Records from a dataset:
↓↓↓

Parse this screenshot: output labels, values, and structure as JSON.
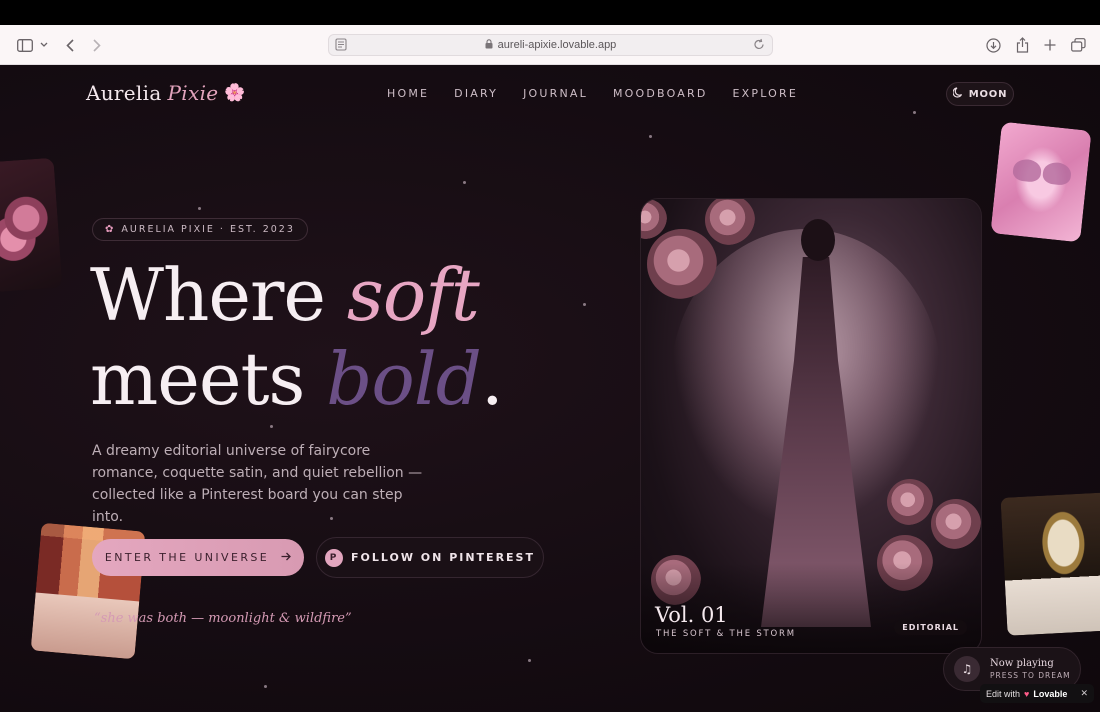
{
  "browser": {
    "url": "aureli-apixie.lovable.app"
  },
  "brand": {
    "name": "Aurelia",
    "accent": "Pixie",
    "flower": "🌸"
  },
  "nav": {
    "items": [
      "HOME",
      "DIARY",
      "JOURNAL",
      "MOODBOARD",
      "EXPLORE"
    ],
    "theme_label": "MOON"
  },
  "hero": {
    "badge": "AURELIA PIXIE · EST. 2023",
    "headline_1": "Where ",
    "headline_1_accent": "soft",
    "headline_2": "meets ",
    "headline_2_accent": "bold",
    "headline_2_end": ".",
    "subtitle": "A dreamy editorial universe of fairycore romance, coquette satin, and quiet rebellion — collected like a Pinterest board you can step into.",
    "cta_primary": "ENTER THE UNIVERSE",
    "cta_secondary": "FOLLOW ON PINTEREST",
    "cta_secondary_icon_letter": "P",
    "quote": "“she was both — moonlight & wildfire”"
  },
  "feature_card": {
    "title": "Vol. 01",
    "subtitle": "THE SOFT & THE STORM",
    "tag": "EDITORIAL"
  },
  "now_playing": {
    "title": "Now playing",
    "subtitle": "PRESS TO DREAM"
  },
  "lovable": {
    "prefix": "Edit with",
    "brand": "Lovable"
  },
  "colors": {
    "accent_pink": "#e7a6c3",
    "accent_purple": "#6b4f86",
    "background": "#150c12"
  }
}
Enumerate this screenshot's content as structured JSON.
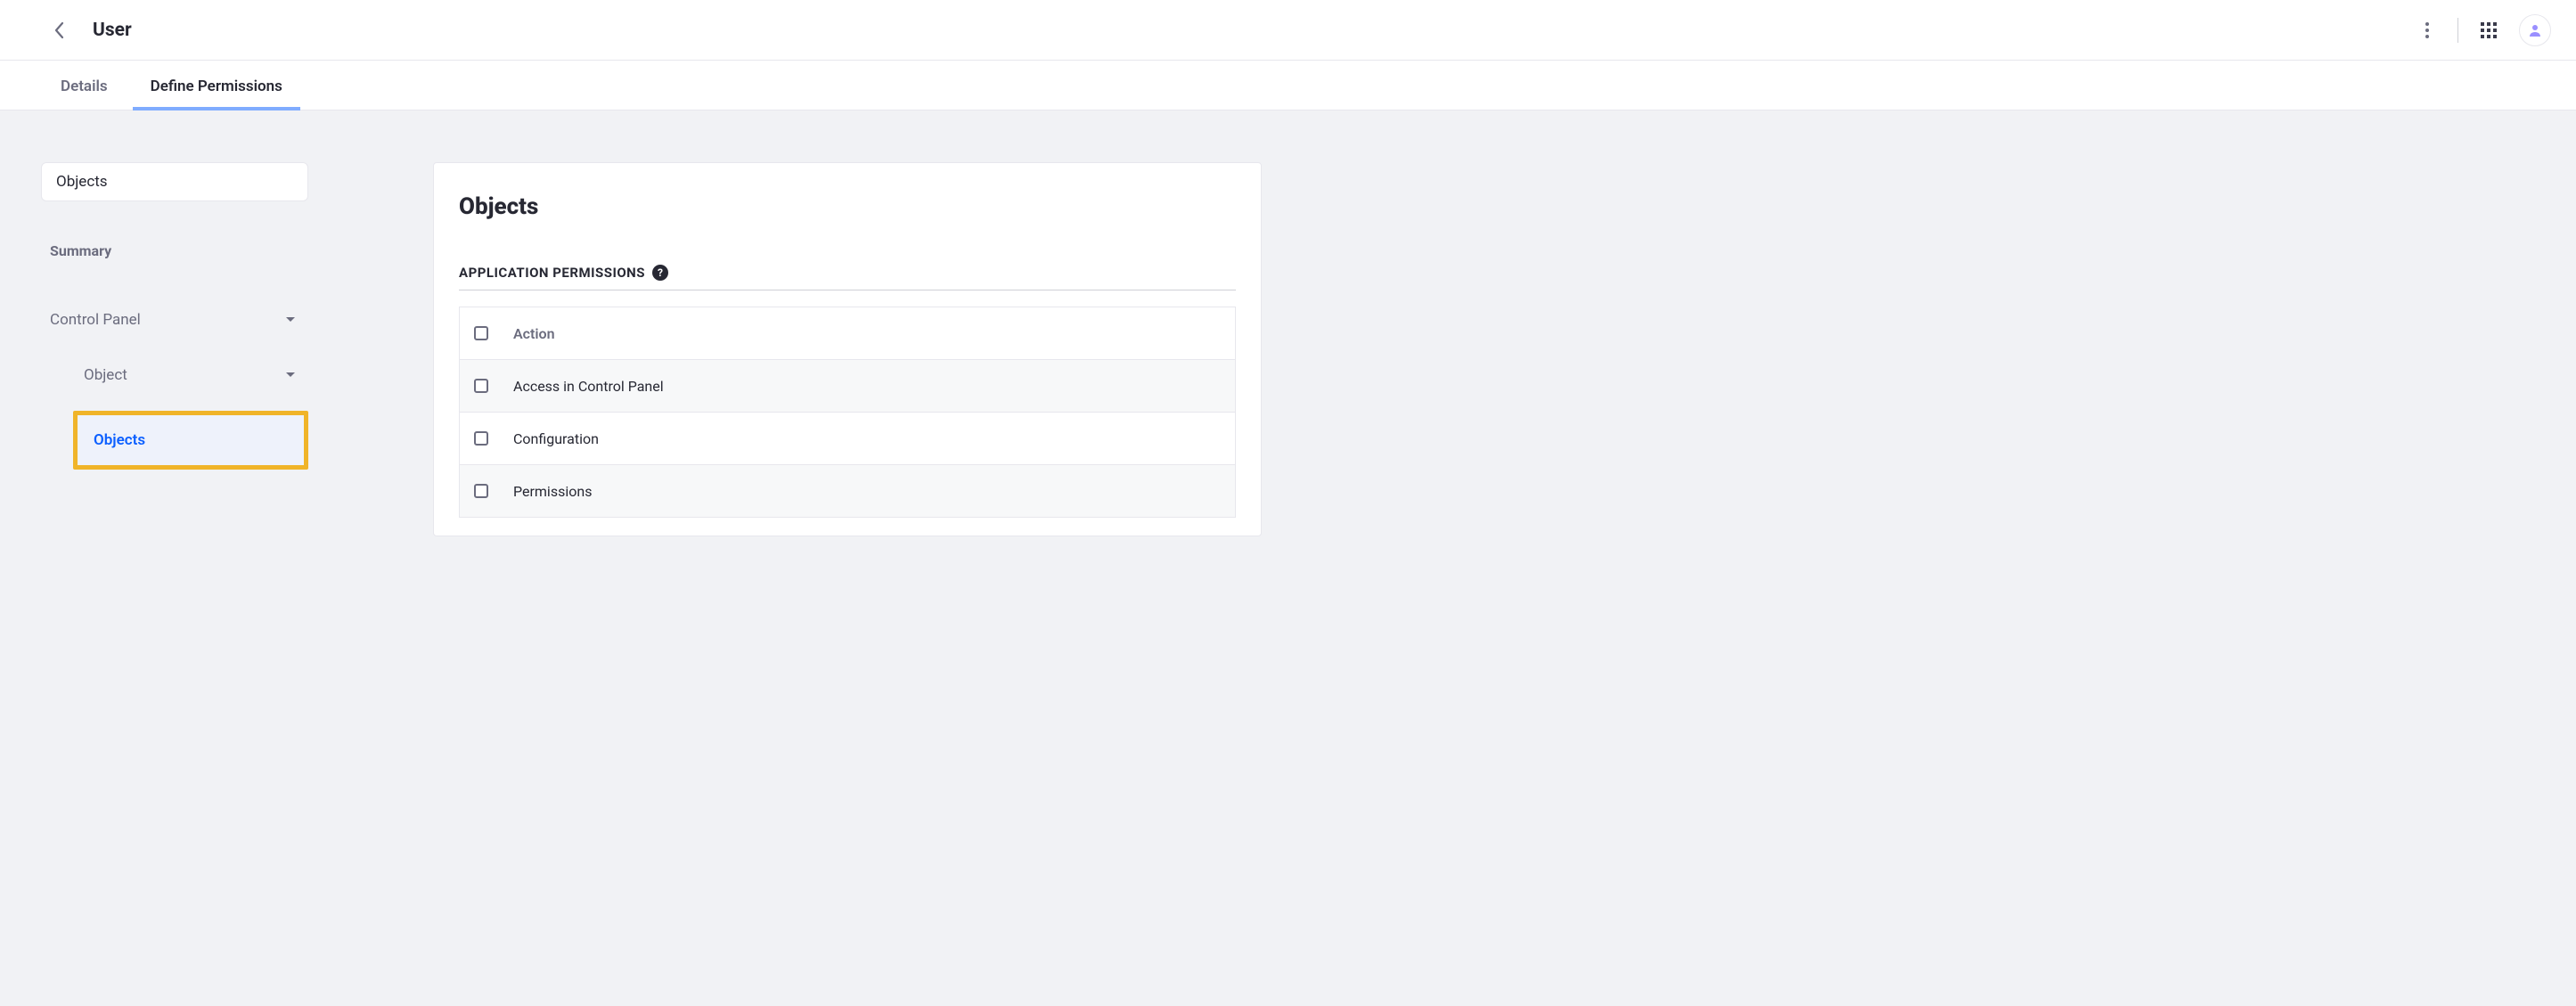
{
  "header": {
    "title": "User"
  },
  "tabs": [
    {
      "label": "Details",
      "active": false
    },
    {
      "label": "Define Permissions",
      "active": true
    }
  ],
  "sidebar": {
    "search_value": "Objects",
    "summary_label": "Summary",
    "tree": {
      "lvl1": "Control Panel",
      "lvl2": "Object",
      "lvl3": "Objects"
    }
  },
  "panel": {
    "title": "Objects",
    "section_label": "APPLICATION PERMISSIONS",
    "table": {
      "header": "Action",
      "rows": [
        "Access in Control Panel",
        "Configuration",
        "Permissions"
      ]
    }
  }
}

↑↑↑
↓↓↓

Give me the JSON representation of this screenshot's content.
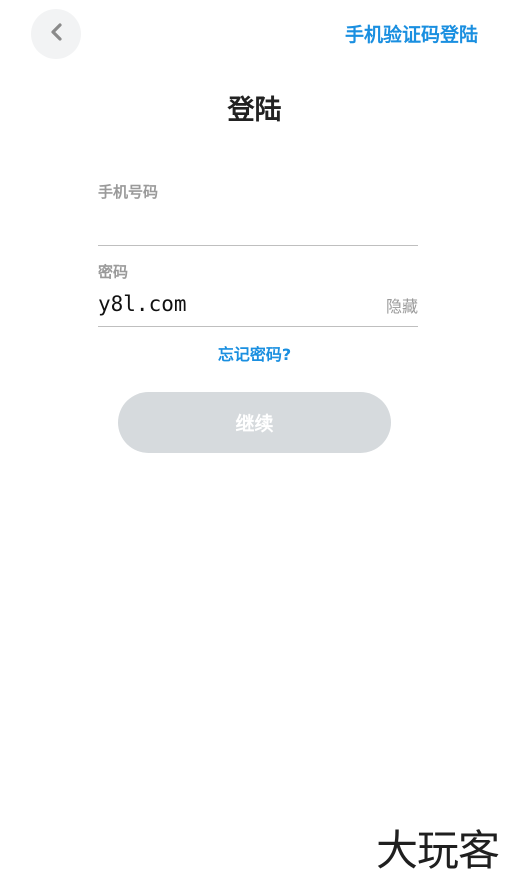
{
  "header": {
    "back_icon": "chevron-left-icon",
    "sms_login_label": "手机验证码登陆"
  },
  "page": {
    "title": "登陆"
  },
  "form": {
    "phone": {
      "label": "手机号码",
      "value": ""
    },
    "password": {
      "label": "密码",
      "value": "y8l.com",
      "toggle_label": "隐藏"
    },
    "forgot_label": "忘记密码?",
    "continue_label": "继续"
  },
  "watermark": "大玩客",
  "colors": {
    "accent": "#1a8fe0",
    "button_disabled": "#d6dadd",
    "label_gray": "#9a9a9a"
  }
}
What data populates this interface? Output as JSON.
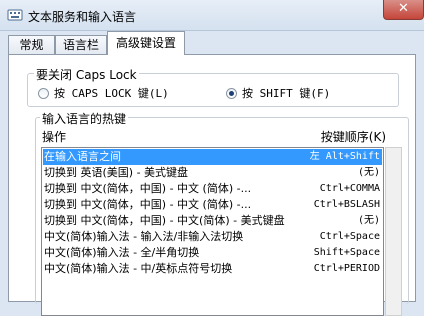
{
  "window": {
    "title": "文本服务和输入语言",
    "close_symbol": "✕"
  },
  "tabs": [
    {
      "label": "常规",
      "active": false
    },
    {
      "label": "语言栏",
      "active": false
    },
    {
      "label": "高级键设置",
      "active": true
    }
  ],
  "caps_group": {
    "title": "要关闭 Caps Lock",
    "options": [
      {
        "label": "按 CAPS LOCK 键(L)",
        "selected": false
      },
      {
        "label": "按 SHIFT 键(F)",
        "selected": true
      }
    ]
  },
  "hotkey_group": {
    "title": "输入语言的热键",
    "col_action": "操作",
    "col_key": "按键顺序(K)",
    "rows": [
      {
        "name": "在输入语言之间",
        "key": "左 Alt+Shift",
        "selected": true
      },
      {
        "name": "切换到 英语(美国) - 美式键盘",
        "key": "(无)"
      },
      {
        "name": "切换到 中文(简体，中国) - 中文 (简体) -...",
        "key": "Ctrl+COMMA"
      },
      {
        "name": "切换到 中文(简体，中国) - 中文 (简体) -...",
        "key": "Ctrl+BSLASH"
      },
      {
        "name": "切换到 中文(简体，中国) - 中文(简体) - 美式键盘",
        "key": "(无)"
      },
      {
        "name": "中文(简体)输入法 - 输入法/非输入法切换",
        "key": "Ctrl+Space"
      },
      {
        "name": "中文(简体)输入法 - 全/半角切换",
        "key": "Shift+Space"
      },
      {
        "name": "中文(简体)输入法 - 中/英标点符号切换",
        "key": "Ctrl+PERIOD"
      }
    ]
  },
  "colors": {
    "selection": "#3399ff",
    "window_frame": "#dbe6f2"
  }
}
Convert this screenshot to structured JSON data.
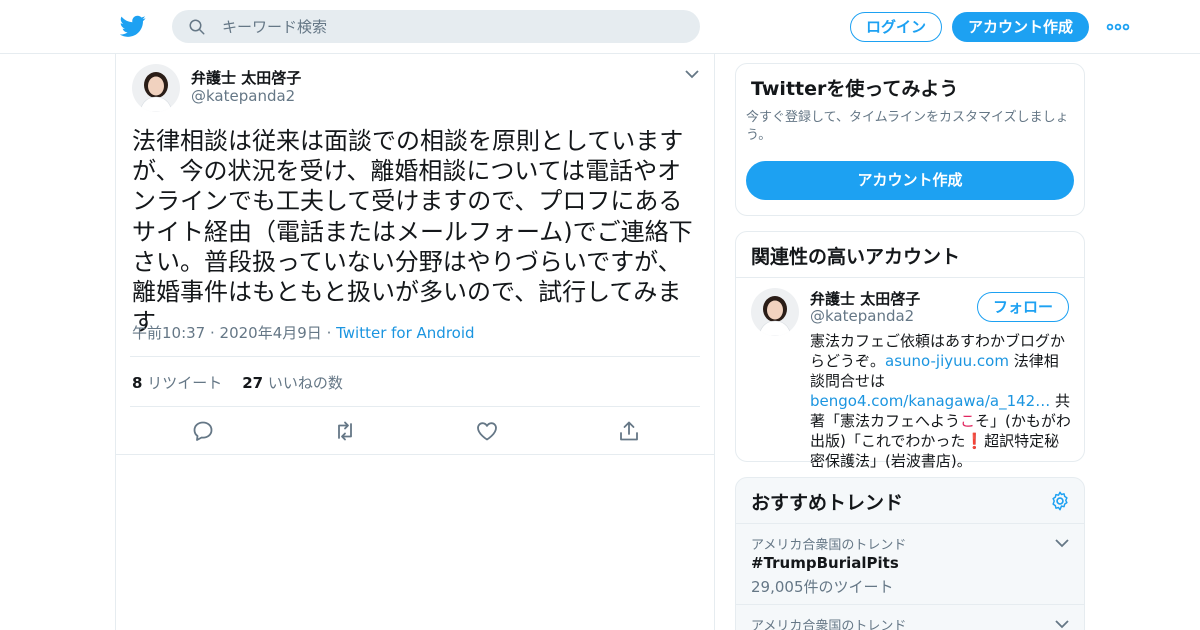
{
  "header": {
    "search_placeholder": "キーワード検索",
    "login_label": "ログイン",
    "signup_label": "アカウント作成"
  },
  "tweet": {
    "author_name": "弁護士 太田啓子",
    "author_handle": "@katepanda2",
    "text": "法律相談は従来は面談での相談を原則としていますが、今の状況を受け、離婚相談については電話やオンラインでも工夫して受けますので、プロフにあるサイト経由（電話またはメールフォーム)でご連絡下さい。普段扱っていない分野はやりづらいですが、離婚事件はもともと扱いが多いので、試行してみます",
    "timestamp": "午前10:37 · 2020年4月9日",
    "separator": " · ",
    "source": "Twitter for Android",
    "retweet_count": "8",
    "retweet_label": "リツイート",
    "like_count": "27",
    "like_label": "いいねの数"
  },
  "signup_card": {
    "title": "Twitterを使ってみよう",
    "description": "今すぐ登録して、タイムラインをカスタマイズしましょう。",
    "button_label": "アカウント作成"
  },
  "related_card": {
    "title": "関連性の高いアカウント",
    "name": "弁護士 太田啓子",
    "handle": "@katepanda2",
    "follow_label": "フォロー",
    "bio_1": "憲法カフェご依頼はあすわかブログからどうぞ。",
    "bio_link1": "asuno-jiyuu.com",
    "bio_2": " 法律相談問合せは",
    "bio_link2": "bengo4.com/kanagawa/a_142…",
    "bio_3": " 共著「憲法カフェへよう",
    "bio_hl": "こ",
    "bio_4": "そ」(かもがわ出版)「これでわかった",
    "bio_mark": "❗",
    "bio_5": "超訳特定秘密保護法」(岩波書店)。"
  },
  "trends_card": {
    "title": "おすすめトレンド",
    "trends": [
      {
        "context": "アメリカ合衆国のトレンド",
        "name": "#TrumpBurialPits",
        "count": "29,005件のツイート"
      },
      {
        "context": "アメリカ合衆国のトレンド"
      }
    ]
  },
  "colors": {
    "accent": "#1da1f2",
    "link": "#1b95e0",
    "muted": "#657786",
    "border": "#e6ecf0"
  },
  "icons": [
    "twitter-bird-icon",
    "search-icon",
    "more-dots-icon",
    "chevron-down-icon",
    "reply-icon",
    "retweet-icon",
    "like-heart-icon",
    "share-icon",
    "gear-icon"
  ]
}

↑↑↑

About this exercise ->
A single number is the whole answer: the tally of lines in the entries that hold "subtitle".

Task result ->
3